__Your task__:
For the string "this", work out how many lines of the data contain it and give that number with nothing added.

__Material provided__:
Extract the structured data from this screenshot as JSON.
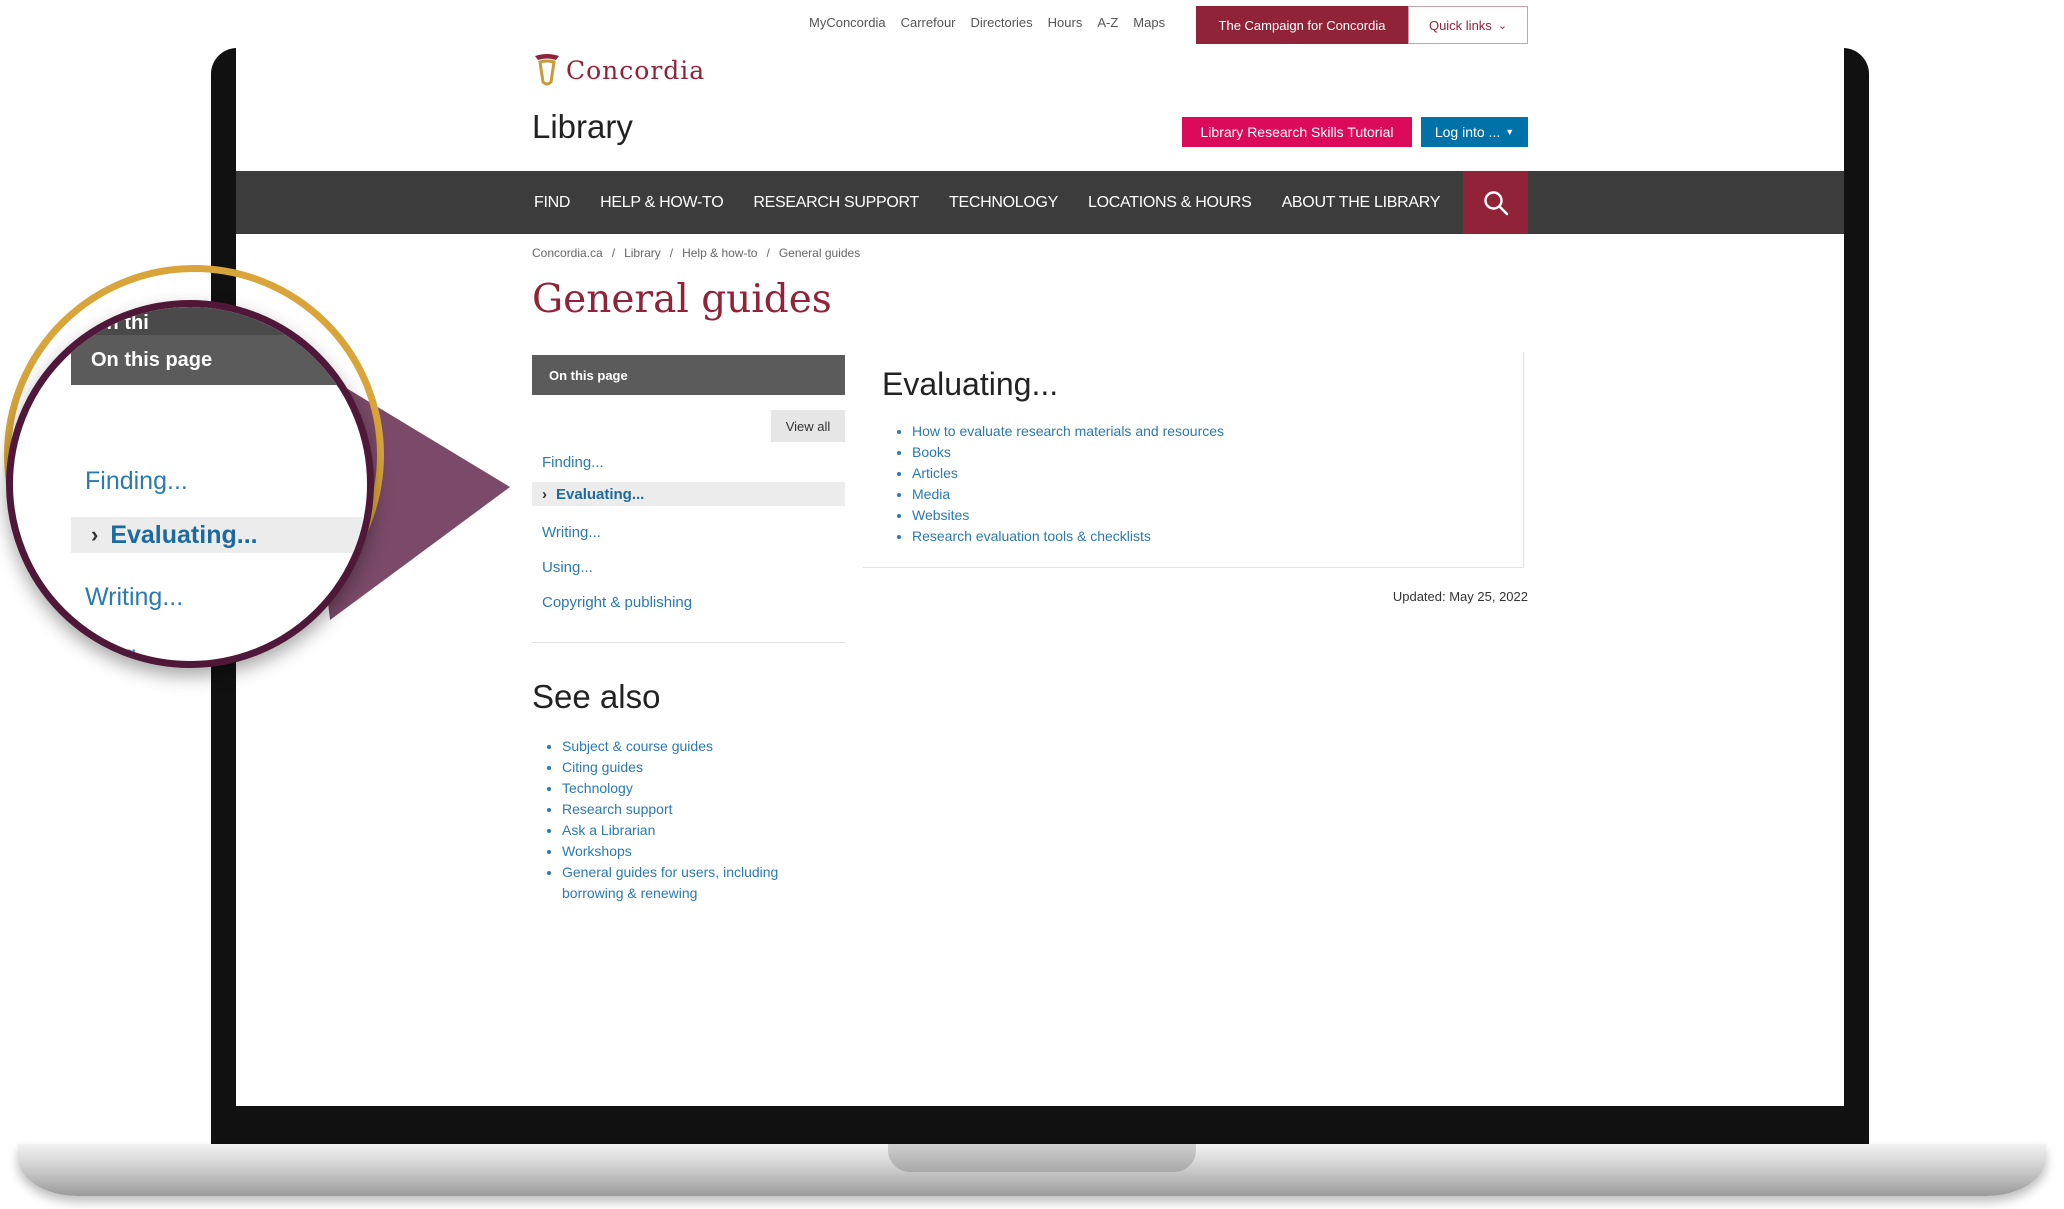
{
  "utility_bar": {
    "links": [
      "MyConcordia",
      "Carrefour",
      "Directories",
      "Hours",
      "A-Z",
      "Maps"
    ],
    "campaign_button": "The Campaign for Concordia",
    "quick_links": "Quick links"
  },
  "logo": {
    "text": "Concordia"
  },
  "site_title": "Library",
  "header_buttons": {
    "tutorial": "Library Research Skills Tutorial",
    "login": "Log into ..."
  },
  "nav": {
    "items": [
      "FIND",
      "HELP & HOW-TO",
      "RESEARCH SUPPORT",
      "TECHNOLOGY",
      "LOCATIONS & HOURS",
      "ABOUT THE LIBRARY"
    ]
  },
  "breadcrumb": [
    "Concordia.ca",
    "Library",
    "Help & how-to",
    "General guides"
  ],
  "page_title": "General guides",
  "sidebar": {
    "header": "On this page",
    "view_all": "View all",
    "items": [
      "Finding...",
      "Evaluating...",
      "Writing...",
      "Using...",
      "Copyright & publishing"
    ],
    "active_index": 1
  },
  "main": {
    "heading": "Evaluating...",
    "links": [
      "How to evaluate research materials and resources",
      "Books",
      "Articles",
      "Media",
      "Websites",
      "Research evaluation tools & checklists"
    ],
    "updated": "Updated: May 25, 2022"
  },
  "see_also": {
    "title": "See also",
    "links": [
      "Subject & course guides",
      "Citing guides",
      "Technology",
      "Research support",
      "Ask a Librarian",
      "Workshops",
      "General guides for users, including borrowing & renewing"
    ]
  },
  "magnifier": {
    "header_top": "On thi",
    "header": "On this page",
    "item_finding": "Finding...",
    "item_evaluating": "Evaluating...",
    "item_writing": "Writing...",
    "item_using_partial": "ing..."
  },
  "colors": {
    "brand_maroon": "#912338",
    "tutorial_pink": "#db0a5b",
    "login_blue": "#0072a8",
    "nav_dark": "#3c3c3c",
    "callout_purple": "#7a4a68"
  }
}
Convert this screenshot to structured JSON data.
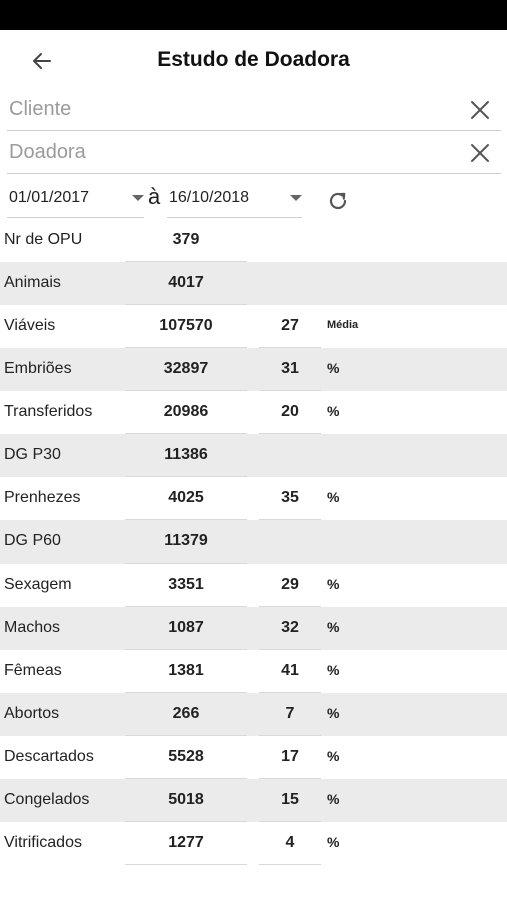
{
  "header": {
    "title": "Estudo de Doadora"
  },
  "filters": {
    "cliente_placeholder": "Cliente",
    "doadora_placeholder": "Doadora"
  },
  "date_range": {
    "from": "01/01/2017",
    "separator": "à",
    "to": "16/10/2018"
  },
  "stats": [
    {
      "label": "Nr de OPU",
      "count": "379",
      "pct": "",
      "unit": ""
    },
    {
      "label": "Animais",
      "count": "4017",
      "pct": "",
      "unit": ""
    },
    {
      "label": "Viáveis",
      "count": "107570",
      "pct": "27",
      "unit": "Média"
    },
    {
      "label": "Embriões",
      "count": "32897",
      "pct": "31",
      "unit": "%"
    },
    {
      "label": "Transferidos",
      "count": "20986",
      "pct": "20",
      "unit": "%"
    },
    {
      "label": "DG P30",
      "count": "11386",
      "pct": "",
      "unit": ""
    },
    {
      "label": "Prenhezes",
      "count": "4025",
      "pct": "35",
      "unit": "%"
    },
    {
      "label": "DG P60",
      "count": "11379",
      "pct": "",
      "unit": ""
    },
    {
      "label": "Sexagem",
      "count": "3351",
      "pct": "29",
      "unit": "%"
    },
    {
      "label": "Machos",
      "count": "1087",
      "pct": "32",
      "unit": "%"
    },
    {
      "label": "Fêmeas",
      "count": "1381",
      "pct": "41",
      "unit": "%"
    },
    {
      "label": "Abortos",
      "count": "266",
      "pct": "7",
      "unit": "%"
    },
    {
      "label": "Descartados",
      "count": "5528",
      "pct": "17",
      "unit": "%"
    },
    {
      "label": "Congelados",
      "count": "5018",
      "pct": "15",
      "unit": "%"
    },
    {
      "label": "Vitrificados",
      "count": "1277",
      "pct": "4",
      "unit": "%"
    }
  ],
  "icons": {
    "back": "arrow-left-icon",
    "clear": "close-icon",
    "refresh": "refresh-icon",
    "dropdown": "caret-down-icon"
  },
  "colors": {
    "shaded_row": "#ebebeb",
    "statusbar": "#000000"
  }
}
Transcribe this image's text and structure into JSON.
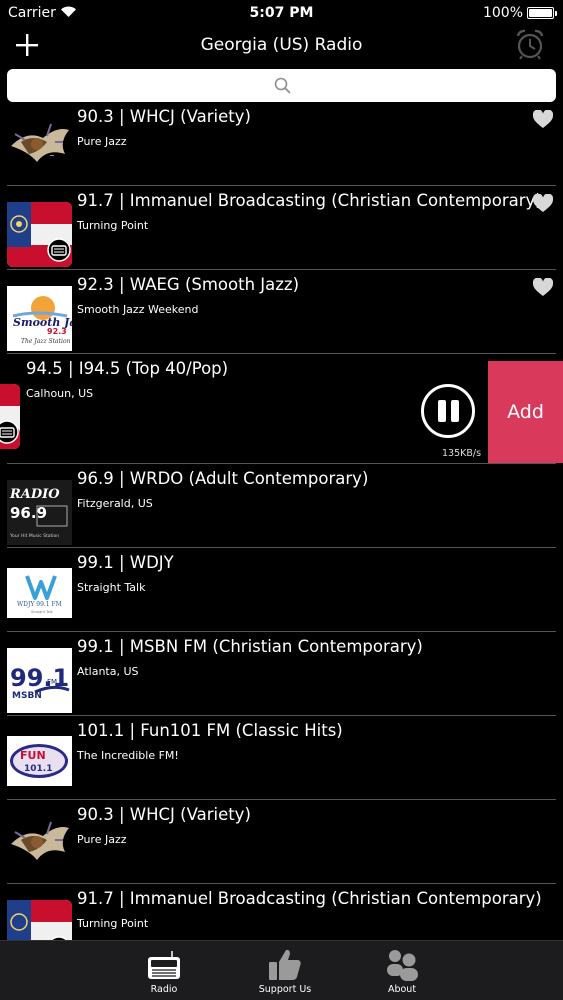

__Exercise result__:
5